The choice to embrace or resist technology will lead to many debates and countless discussion about the impact technology will have on privacy. Privacy needs to be center stage when discussing healthcare and technology, and there are no easy answers. Rules and regulations need to be constantly reviewed to make sure patient information is protected and that data collected leads to responsible improvement in patient healthcare. Once we navigate all the legal and ethical issues, the potential for technology in healthcare is amazing. Devices that can track heart rate, calculate calories burned, and give fitness tips have already reached the market and are being used by people all over the world. Pacemakers can transmit data via the phone to a cardiologist, while pill-sized technology can image the GI system by simply swallowing a small disposable camera device.
So far, technology that’s focused on everyday health is primarily consumer items. However, there seems to be a new movement in the direction of true clinical devices to allow constant monitoring of people to maintain or improve overall health. Developing technologies that can predict or even prevent catastrophic health events before they happen are going to enter the market in the near future.
One of the best steps we could make is a movement to a single patient electronic health record (EHR). Simply combining a patient’s medical history will improve communication between patients and healthcare providers. A central complete health record will reduce medication errors, improve the accuracy of medical history, and provide healthcare providers a better 360-degree view of a patient’s health.

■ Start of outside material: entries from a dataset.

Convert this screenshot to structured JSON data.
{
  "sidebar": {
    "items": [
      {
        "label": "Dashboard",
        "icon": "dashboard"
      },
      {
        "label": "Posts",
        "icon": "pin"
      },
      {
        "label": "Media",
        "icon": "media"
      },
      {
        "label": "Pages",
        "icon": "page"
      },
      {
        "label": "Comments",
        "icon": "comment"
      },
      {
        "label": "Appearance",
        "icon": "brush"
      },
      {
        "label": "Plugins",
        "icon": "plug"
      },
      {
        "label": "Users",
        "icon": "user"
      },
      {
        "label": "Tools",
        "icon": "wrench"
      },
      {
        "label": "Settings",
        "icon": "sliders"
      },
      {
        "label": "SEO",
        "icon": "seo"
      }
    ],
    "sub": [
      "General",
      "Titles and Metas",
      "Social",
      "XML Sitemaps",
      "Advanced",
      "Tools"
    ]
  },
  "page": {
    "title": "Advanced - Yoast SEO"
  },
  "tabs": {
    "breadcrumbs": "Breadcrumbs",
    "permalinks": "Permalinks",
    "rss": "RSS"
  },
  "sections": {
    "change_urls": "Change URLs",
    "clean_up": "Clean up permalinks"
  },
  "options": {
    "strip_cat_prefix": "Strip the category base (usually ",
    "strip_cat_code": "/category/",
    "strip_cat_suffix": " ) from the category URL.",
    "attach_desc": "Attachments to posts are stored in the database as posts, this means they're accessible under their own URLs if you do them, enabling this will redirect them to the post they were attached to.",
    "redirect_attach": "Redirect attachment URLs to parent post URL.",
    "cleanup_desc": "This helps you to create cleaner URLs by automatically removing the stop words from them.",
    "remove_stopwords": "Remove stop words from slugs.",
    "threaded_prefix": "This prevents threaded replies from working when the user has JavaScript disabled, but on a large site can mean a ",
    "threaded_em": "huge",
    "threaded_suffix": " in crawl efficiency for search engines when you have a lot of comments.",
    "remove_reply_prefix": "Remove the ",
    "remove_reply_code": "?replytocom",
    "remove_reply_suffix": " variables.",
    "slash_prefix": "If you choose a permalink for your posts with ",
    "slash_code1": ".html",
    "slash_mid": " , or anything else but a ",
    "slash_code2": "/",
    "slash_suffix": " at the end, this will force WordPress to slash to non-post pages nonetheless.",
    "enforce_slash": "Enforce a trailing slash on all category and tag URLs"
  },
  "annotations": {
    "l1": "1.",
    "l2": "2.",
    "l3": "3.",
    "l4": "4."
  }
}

Physical therapy providers will benefit from a complete medical history as a starting point during the initial assessment. A complete review of systems can be completed, as well as screening for functional limitations and other functional movement risks.
Once the EHR infrastructure is built, protected, and working, data collection can begin. Smart devices, wearable technology, and other sensors could constantly relay data to providers and ultimately add to the patient health record. Fitness data, activity levels, and heart rate monitoring are all important data to monitor one’s health. The main goal should be to understand when health providers need to intervene.
All of this sounds great, and the future of health technology is positive. However, how much is too much? Many times we give our e-mail to a store cashier without fully understanding how our data is going to be used. In the commercial world, it’s an easy bet that the data will be used by that company to make more money. Protecting PHI is vital as new technologies emerge that can improve health.
Applications to PT
Technology presents a great opportunity for the field of rehabilitation. Health initiatives in communities, prevention strategies, and health education are all areas that physical therapists and the rehabilitation community can positively influence when it comes to health awareness.
Utilizing technology will not only improve outreach, but will certainly help us understand more about the efficacy of programs and treatments. EMR systems, telehealth, and wearable health devices will help providers interact more intuitively with clients about prevention and identifying risks before those risks become health issues. The key will be to use data to develop evidence-based programs that can positively impact health, as well as give consumers tools to manage their healthcare decisions.
Data may point us to the obvious, and that is OK too. A great example is the current injury rate in youth sports. A few years ago, the blame was on increased participation. Now the attention seems to have shifted toward fatigued young athletes who are overtraining or specializing in one sport. Kids today are being treated for chronic body pain, and a common theme is overuse.
Imagine a youth baseball game in which the pitcher is not held to an arbitrary pitch count, but instead a device can detect force and mechanics coupled with software that shows when a player is fatigued and at risk for injury. Another device can predict gait patterns that are characteristics of someone at high risk for falling. The art of this technology will lie in determining the correct balance between invasion of one’s rights and improving quality of life.
Delivering the Message
Healthcare in the United States has been an innovator in diagnostics and treatments. However, we need to innovate once again, to embrace wellness instead of treating illness.
Can we leverage technology with consumers to improve health and functional abilities? The answer is yes; however, rehabilitation professionals need to be part of the leadership that delivers the message to the communities.
Rehabilitation providers can help drive healthcare to focus on prevention that truly will bring reform to the industry.
This article written by Daniel Morrill, MPT was published in the Advance for Physical Therapy & Rehab Medicine™ | September 15, 2014 VOL 25 NO. 14 Edition. Daniel Morrill is president of Hinsdale Sport and Spine Therapy, Hinsdale, Ill. He is CEO of Hands on Technology Inc., developers of TheraOffice®, a fully integrated practice management suite.